==== Source material ====

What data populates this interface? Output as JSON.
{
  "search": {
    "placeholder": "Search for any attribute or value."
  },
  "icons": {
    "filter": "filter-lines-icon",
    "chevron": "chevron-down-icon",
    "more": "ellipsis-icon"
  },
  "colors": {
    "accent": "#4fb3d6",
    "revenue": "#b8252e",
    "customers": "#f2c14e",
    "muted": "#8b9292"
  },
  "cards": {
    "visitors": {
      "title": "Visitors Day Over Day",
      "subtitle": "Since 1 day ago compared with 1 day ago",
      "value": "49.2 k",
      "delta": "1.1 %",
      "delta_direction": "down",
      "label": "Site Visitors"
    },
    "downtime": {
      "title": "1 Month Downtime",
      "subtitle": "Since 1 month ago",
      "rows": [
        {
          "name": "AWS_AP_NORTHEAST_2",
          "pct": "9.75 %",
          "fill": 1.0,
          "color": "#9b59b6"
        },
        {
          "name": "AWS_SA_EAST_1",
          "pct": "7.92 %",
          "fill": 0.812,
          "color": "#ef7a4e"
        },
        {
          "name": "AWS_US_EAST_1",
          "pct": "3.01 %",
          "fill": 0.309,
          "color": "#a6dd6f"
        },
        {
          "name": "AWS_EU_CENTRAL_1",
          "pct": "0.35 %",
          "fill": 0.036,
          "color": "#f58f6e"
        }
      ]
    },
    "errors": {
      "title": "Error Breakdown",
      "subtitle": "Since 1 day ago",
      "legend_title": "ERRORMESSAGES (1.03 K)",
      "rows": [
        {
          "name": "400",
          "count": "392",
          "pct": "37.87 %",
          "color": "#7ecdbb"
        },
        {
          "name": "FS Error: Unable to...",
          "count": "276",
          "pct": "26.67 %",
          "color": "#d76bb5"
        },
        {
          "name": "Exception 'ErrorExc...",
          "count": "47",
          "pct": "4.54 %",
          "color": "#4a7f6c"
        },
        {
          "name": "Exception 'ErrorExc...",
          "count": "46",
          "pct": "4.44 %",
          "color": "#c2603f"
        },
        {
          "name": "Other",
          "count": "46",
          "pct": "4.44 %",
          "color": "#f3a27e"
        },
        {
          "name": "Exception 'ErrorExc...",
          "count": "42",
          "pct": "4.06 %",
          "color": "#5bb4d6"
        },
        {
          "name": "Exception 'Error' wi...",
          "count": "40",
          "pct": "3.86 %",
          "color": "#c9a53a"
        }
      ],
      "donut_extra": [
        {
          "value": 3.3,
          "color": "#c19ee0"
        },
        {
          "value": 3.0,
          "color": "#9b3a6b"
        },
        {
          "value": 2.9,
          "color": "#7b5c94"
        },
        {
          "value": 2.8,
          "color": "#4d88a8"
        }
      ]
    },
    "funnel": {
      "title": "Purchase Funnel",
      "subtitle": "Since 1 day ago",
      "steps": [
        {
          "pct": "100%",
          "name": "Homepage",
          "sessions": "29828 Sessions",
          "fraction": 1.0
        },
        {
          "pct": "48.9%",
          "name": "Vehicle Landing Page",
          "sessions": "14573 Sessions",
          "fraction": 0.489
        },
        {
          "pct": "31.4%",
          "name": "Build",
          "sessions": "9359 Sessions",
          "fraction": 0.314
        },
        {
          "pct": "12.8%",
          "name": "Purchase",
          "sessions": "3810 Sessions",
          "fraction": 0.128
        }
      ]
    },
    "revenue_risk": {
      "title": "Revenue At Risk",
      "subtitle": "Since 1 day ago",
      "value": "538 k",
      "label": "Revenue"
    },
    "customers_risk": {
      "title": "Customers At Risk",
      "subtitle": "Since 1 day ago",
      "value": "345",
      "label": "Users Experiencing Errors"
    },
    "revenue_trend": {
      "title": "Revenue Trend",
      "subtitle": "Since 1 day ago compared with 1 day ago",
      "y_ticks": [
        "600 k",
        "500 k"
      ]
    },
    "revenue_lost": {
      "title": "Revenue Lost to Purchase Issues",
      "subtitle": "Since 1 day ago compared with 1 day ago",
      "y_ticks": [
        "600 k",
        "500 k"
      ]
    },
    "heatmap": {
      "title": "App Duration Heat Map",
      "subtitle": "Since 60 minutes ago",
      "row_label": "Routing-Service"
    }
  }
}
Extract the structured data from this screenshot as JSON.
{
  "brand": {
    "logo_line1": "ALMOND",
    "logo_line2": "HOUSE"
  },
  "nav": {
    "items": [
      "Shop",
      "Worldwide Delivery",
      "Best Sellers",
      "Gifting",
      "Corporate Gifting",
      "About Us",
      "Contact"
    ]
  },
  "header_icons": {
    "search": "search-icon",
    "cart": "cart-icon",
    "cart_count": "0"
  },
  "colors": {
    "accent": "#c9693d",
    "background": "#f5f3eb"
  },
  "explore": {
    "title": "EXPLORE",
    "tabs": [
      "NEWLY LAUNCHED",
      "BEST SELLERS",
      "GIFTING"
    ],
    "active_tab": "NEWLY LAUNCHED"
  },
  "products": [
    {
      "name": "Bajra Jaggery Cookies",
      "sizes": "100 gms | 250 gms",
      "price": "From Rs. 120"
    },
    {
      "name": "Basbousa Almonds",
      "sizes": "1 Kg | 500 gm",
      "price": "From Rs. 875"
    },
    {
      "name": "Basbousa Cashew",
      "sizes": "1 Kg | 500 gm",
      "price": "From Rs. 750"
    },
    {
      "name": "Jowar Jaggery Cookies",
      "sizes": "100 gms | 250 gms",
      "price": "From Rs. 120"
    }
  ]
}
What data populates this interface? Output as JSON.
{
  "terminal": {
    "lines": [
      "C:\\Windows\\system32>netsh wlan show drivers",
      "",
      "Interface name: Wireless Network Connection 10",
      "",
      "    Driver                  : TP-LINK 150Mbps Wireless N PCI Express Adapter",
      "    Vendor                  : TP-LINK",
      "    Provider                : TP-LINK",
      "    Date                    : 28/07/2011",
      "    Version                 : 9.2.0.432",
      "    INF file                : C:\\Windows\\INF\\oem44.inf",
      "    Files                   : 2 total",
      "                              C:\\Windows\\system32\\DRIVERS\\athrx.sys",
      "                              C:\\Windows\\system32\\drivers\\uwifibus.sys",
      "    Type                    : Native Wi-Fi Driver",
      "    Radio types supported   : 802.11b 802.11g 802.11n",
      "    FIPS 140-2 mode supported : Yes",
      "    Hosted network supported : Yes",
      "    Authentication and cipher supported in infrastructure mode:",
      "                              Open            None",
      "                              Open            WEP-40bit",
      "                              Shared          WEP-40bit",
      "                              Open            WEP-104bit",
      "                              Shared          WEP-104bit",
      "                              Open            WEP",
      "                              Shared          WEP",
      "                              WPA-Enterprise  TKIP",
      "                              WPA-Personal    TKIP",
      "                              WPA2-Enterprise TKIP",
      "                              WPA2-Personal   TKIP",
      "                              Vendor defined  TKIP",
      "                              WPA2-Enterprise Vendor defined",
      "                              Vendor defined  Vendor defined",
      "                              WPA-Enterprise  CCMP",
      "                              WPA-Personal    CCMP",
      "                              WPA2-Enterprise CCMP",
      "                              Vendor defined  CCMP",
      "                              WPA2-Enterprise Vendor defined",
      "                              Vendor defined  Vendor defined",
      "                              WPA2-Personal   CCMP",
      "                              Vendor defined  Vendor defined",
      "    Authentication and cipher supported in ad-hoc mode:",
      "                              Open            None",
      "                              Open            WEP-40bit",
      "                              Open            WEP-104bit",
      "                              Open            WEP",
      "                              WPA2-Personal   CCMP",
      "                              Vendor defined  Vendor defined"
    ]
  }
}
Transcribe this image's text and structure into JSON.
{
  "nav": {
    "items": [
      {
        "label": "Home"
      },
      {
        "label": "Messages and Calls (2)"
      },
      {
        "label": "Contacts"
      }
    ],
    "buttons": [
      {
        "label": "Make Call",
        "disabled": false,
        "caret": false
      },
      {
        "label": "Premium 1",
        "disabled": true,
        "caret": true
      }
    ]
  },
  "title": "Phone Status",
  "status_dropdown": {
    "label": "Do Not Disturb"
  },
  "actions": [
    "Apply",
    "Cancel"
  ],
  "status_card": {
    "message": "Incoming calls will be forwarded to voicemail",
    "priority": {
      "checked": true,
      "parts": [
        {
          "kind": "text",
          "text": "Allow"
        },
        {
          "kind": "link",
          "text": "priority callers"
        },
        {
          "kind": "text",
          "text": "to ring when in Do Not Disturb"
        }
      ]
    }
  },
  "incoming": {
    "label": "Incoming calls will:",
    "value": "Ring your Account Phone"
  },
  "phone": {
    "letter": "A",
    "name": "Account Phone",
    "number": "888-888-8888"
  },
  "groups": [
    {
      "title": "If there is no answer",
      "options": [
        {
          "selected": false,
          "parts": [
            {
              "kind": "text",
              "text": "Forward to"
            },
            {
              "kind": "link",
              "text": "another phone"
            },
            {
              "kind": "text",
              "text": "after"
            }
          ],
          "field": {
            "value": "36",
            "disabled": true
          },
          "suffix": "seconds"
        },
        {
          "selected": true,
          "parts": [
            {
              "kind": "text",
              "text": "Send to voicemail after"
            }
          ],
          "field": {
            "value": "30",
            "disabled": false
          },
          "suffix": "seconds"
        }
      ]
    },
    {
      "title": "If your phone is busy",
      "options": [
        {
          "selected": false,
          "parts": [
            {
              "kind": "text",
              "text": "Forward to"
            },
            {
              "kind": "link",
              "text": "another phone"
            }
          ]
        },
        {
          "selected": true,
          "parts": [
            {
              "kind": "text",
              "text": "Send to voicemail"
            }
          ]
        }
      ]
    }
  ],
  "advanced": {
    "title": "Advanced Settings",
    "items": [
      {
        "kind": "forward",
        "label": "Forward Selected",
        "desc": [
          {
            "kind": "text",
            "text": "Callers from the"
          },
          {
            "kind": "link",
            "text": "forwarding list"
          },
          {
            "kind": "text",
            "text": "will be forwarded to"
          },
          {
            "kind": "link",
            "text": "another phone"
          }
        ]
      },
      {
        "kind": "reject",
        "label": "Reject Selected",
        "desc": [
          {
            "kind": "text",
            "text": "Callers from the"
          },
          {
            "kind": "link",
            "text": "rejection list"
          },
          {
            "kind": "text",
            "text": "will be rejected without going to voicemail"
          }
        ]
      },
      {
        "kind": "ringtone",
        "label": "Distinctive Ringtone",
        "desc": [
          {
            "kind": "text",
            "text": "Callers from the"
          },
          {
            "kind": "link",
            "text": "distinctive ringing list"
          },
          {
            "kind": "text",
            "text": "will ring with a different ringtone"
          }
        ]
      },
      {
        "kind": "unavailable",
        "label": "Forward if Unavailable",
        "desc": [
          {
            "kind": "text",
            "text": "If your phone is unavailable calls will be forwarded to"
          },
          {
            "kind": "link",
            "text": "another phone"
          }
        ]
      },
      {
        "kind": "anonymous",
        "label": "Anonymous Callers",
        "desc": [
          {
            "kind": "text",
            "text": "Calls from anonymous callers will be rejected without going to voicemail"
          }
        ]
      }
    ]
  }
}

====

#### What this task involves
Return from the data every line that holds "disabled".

#### Written reply
        "disabled": false,
        "disabled": true,
            "disabled": true
            "disabled": false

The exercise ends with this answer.